In a move that could curb false house rent allowance (HRA) claims, payment of house rent exceeding Rs 50,000 a month has to be accompanied by a 5 percent tax deduction at source (TDS).
The TDS requirement does exist at present but only for individuals and Hindu Undivided Families (HUFs) who need to get their books of accounts audited under Section 44AB of the Income-Tax (I-T) Act. Such assessees need to deduct tax if the yearly rent is more than Rs 1.8 lakh. But, the majority of business owners and HUFs don’t need to get their books audited. Salaried individuals, too, have no such requirement. Most tenants, therefore, didn’t have to worry about TDS until now.
The fine print
The Union Budget has ushered in TDS for rent payment by adding a new Section 194-IB to the I-T Act. This brings into the fold even those individuals and HUFs who are not covered by the requirement of tax audit under Section 44AB.
The main condition of this provision is that payment of rent needs to be made to a resident during the year. This clause is significant because if the rent is paid to a non-resident Indian, the TDS requirement will not arise.
While those who get their books audited need to deduct TDS if the annual rent is over Rs 1.8 lakh, in the new proposal a tenant has to deduct five per cent tax if the rent is over Rs 50,000 a month. The monthly figure is important. Even if you pay a rent of over Rs 50,000 to an individual for just one month, the TDS provision will get triggered. Even if you rent a house for less than a month paying over Rs 50,000, the TDS provision will still be applicable. But for those who get their books audited, the limit is annual.
In case the landlord does not have a Permanent Account Number (PAN), then the tax deduction should not exceed the amount of rent payable for the last month of the financial year or the last month of the tenancy, according to the Budget announcements.
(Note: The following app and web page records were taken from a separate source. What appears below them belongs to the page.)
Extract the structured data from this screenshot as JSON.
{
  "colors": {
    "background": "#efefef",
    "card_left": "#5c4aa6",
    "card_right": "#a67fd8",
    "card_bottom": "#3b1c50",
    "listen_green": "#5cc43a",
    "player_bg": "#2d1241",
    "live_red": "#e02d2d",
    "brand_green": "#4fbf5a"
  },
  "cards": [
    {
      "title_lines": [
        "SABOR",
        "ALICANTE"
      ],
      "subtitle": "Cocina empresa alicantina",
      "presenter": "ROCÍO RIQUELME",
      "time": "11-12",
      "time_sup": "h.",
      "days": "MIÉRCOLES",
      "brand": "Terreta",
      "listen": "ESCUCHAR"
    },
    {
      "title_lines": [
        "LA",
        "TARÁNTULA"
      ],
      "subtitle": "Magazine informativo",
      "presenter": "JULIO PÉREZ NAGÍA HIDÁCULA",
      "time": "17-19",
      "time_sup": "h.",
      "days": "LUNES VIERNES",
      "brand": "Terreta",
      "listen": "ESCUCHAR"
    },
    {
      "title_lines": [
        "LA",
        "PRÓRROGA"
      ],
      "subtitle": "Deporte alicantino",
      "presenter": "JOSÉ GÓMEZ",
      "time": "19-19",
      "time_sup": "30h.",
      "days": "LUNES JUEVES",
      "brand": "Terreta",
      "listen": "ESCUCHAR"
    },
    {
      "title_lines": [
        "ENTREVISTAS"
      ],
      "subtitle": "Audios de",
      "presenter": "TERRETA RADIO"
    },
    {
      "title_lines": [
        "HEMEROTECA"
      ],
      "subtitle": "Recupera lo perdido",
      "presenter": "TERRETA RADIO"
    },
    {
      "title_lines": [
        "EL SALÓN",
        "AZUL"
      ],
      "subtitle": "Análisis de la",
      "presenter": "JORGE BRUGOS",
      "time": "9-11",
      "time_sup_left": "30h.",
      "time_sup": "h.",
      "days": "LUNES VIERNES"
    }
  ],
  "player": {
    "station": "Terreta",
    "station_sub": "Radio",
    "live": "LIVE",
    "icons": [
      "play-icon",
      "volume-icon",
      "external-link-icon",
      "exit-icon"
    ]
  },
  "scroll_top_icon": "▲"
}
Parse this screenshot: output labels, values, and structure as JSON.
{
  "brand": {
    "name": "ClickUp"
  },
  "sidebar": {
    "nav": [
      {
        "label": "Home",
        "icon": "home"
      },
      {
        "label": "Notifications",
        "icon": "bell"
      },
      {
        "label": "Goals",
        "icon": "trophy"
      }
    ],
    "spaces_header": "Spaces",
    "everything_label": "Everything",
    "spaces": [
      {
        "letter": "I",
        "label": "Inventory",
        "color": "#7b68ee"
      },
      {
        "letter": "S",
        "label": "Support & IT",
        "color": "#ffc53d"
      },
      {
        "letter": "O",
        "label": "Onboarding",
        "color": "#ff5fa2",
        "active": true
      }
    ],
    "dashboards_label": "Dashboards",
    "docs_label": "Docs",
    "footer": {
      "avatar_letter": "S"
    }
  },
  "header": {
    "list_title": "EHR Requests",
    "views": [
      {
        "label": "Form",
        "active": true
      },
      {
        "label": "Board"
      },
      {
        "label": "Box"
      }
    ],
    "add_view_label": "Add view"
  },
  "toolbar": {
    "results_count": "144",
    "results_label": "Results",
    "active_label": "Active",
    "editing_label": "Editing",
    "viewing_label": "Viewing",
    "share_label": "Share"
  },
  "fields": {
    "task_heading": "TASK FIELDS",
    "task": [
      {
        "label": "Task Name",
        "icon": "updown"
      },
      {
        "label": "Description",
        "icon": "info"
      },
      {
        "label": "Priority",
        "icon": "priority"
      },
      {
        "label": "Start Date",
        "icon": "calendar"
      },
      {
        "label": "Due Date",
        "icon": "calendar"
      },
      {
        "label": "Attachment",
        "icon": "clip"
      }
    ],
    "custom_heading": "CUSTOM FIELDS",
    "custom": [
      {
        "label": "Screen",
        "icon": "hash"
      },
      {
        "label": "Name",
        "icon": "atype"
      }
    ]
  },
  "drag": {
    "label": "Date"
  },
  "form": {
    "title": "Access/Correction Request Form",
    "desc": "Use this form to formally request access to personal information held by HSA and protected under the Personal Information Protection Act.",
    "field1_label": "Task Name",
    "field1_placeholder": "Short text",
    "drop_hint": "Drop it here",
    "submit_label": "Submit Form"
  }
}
Deducting TDS would mean there would be a trail which can be easily examined by the tax department. This applies for tenants as well as for the landlords. According to earlier laws, Individuals who claimed the HRA, had to furnish PAN of the landlord if the rent exceeds Rs 1 lakh a year. But it was not proving an effective trail as it could be misused.
Compliance is simple
The tax has to be deducted at the time of crediting of rent for the last month of the year or the last month of the tenancy in case the property is being vacated during the year. This is entirely different from the usual way in which tax is deducted. Typically, the deduction has to be made each month. But in the new provisions, it has to be done only in the last month when rent is paid. This will lower the compliance burden significantly because it removes the requirement of making multiple deductions and then depositing the amount with the government each month. The deduction has to be made at the time of paying the rent into the bank account of the payee or even if it is paid in cash, cheque, demand draft or by any other mode. This covers all the possible ways in which the payment would be made.
Apart from the one-time deduction, there is another way in which the government has reduced the compliance burden on the taxpayer. This has been done by waiving the requirement for the tenant to get a tax deduction account number or TAN. Just like every assessee has to take a permanent account number (PAN) for paying taxes, a similar process has to be followed when a person or an entity has to deduct tax. They need to have TAN, which has to be serviced by filing regular returns and depositing the tax deducted within the specified time.
The tax authorities recognise the fact that people who have to deduct tax on rent are common citizens, and not entities which run a business or have a professional set up. They will not have the time and resources to ensure that there is regular compliance. The process, therefore, has been kept simple.
Precautions to observe
While the matter may be simple, tenants need to be cautious. They need to ensure that the amount to be deducted in the last month is less than the rent to be paid. Sometimes, when tenants are shifting houses, they don’t live in the rented house for the full month, and therefore pay a lower rent. Hence make sure from beforehand that the TDS amount is lower than the rent to be paid.
As a tenant, you will provide a security deposit to the landlord upfront. Ensure that you reach an agreement with the house owner on the tax deduction either before taking the property on rent or renewal of the agreement. A five per cent deduction on an annual rent of Rs 6 lakh works out to be Rs 30,000. It is more than half of your monthly rent.
While you need to deduct tax, it has to be done just once at the end of the year or the tenancy period. Also, the ease of compliance will ensure that the burden is not excessive on the individual.